▶ [THE TASK]: Locate the word "title" in the material, then show every line that holds it.

▶ [SUPPLIED MATERIAL]:
· · ·
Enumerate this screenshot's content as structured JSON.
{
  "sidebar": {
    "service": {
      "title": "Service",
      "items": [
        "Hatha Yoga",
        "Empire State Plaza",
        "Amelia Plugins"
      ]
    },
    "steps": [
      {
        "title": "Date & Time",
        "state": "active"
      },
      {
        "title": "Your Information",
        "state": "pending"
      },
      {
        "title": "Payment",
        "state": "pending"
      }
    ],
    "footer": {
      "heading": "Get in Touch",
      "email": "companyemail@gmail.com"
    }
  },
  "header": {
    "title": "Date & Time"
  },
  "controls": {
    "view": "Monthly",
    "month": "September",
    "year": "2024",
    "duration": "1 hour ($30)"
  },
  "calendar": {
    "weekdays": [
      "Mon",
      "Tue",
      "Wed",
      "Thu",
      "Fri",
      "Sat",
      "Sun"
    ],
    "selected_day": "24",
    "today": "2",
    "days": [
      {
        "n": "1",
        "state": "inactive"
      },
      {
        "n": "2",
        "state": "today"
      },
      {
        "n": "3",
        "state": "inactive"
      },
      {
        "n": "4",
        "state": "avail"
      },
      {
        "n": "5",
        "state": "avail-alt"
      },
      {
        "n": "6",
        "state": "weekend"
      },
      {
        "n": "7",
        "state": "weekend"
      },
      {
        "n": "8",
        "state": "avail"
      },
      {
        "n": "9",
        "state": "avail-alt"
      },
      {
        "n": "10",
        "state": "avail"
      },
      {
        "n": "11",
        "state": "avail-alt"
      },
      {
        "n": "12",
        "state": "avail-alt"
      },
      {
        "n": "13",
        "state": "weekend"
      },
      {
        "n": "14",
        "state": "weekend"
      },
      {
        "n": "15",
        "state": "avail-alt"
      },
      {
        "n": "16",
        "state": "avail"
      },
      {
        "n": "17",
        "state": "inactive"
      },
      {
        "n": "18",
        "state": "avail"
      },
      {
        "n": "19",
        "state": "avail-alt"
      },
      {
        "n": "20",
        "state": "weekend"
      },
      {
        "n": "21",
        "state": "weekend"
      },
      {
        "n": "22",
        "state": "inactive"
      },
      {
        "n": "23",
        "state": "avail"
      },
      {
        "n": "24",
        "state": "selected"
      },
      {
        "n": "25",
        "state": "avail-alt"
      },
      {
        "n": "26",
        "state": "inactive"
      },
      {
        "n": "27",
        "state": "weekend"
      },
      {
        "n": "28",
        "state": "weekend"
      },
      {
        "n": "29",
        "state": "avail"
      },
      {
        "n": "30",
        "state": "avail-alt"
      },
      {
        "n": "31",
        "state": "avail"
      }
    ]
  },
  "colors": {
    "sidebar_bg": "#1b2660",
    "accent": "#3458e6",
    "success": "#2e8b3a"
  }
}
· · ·
▶ [EXERCISE SOLUTION]:
      "title": "Service",
        "title": "Date & Time",
        "title": "Your Information",
        "title": "Payment",
    "title": "Date & Time"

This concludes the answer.